** RECORDS FOR THE EXERCISE follows **
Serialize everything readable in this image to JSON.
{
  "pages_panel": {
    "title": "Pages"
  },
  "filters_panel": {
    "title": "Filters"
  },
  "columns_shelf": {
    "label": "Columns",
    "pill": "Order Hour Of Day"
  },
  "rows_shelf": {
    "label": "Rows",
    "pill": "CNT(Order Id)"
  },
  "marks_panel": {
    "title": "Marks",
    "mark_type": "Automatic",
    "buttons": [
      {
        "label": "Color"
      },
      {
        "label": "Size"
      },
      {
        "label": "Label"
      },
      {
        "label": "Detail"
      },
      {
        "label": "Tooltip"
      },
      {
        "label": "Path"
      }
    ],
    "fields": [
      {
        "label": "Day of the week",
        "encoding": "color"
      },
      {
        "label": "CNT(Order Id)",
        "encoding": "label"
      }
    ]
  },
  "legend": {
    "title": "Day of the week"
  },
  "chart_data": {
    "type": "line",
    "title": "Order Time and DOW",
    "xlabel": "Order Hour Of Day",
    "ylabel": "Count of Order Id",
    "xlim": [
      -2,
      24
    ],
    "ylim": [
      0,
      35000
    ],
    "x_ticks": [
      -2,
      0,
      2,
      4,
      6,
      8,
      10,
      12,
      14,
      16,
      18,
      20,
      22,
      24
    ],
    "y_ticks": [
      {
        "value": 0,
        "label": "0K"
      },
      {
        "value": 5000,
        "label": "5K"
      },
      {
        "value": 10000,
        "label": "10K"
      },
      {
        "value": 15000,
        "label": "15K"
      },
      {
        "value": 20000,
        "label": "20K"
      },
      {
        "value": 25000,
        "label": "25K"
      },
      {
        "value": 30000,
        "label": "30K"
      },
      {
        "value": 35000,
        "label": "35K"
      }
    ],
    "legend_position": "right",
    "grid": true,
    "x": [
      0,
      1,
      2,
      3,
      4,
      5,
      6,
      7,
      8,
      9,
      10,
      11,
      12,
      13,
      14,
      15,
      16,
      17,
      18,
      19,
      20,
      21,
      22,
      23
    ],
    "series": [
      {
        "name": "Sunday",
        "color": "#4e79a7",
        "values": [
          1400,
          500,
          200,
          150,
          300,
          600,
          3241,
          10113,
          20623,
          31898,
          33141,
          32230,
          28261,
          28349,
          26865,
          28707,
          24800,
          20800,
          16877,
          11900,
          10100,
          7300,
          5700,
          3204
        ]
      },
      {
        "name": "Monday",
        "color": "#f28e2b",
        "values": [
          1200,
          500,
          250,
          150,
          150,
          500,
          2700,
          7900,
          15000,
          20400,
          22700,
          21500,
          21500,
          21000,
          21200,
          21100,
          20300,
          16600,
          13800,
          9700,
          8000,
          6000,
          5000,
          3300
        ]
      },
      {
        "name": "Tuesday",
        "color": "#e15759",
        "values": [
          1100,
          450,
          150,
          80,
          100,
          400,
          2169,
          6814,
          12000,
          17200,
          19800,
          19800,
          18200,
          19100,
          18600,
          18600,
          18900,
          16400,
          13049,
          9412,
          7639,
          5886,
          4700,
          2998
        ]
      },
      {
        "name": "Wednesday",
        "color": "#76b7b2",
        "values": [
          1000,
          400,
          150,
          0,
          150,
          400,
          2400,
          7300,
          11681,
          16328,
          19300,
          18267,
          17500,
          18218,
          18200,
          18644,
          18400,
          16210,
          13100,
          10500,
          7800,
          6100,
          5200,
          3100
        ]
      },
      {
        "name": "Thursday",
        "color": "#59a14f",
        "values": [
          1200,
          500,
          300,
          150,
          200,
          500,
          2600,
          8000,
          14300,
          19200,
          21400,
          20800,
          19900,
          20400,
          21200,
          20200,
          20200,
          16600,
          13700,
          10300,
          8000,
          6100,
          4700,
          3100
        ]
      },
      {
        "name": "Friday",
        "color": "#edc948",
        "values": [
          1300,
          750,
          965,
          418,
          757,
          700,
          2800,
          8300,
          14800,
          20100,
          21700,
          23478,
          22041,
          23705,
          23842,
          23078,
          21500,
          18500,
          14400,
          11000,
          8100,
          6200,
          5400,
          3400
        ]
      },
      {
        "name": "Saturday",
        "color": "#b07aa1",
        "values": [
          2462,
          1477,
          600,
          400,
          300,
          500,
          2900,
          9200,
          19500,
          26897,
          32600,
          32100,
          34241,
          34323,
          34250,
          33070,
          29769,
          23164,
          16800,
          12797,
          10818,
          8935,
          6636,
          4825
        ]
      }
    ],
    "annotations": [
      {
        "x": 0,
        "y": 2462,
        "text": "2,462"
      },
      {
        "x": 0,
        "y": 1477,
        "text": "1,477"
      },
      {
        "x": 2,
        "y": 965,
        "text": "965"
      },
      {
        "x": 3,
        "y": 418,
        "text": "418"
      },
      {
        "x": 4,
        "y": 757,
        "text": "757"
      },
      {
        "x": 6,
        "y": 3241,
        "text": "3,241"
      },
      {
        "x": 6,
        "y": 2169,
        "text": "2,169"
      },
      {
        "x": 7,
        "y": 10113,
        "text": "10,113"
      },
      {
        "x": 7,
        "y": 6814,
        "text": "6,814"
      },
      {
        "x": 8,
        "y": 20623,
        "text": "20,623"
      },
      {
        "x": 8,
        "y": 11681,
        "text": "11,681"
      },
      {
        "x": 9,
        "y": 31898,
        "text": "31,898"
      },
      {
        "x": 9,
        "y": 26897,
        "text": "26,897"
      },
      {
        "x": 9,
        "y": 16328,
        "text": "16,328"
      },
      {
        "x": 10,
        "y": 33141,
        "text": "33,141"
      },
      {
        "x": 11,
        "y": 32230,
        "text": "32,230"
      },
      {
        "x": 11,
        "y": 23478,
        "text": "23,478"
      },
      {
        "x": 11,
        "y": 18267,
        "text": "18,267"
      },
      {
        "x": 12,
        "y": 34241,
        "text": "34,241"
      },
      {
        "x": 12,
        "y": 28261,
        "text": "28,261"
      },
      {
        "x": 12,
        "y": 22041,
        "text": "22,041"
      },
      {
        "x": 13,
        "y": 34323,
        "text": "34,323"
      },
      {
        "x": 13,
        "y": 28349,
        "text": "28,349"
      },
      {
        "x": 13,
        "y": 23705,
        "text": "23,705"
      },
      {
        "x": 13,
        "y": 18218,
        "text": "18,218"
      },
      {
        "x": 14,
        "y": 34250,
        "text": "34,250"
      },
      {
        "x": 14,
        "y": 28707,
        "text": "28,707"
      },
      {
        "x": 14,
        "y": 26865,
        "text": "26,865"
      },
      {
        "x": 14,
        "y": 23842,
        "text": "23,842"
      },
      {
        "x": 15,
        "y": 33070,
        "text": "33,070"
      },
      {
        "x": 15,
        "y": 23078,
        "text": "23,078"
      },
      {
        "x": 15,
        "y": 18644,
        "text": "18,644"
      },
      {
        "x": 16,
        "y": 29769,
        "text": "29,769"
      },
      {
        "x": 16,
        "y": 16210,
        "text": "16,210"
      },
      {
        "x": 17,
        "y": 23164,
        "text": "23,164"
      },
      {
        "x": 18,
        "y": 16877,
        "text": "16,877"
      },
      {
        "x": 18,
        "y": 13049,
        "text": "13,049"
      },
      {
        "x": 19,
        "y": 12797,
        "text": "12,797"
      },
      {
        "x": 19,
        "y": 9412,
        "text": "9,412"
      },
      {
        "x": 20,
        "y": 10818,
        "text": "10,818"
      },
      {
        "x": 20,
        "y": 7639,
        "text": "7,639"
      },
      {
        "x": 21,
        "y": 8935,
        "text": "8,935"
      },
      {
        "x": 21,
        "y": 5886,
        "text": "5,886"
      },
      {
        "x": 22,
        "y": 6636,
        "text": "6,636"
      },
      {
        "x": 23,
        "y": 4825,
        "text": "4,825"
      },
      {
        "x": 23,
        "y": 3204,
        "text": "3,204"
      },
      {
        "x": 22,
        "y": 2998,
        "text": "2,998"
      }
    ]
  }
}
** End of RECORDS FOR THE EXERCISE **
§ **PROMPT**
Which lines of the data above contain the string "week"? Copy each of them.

§ **RESULT OF THIS TASK**
        "label": "Day of the week",
    "title": "Day of the week"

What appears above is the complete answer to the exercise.